## What is needed:
For every line in the records that has the word "true", make a copy.

[[ Given records open ]]

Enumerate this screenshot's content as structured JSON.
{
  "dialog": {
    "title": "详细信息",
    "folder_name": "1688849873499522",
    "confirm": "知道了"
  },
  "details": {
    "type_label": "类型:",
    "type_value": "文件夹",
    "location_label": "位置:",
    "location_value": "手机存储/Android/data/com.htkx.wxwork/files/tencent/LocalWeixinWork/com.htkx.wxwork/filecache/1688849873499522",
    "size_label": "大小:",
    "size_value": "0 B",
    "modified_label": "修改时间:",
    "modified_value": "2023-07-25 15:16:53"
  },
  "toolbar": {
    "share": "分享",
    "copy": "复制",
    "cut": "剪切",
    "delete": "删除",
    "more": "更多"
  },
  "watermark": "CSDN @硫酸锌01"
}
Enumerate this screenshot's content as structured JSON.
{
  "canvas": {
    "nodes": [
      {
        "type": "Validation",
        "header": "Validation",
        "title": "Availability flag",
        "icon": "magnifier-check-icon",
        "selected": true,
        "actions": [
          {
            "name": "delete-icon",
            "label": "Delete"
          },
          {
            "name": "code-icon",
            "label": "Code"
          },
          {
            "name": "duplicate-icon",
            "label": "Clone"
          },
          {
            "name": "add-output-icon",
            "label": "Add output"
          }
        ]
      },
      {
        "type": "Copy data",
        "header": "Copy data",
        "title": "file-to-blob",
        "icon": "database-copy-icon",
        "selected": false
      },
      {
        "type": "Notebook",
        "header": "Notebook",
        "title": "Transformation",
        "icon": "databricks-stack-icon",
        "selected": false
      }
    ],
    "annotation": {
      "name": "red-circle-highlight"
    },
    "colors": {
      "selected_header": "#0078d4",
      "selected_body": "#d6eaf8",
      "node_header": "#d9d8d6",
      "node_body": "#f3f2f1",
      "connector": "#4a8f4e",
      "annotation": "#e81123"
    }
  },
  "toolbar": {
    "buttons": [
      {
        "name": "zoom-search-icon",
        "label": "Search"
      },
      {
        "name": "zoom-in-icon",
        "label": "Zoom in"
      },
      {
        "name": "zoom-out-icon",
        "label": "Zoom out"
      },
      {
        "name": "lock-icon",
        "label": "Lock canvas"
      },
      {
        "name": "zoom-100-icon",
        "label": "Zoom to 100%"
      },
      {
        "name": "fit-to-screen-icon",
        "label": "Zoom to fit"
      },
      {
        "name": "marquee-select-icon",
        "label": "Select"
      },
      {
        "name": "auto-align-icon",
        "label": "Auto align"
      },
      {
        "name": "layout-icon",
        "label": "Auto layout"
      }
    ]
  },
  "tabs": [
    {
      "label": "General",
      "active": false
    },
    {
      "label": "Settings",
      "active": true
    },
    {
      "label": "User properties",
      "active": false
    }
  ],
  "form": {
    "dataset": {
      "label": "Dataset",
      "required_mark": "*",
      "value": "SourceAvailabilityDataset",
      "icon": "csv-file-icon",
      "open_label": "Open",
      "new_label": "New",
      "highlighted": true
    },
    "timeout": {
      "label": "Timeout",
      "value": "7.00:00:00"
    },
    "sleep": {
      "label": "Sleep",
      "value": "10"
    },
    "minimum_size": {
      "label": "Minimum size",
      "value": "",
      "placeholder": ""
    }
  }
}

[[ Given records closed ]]

## Problem solution:
        "selected": true,
      "active": true
      "highlighted": true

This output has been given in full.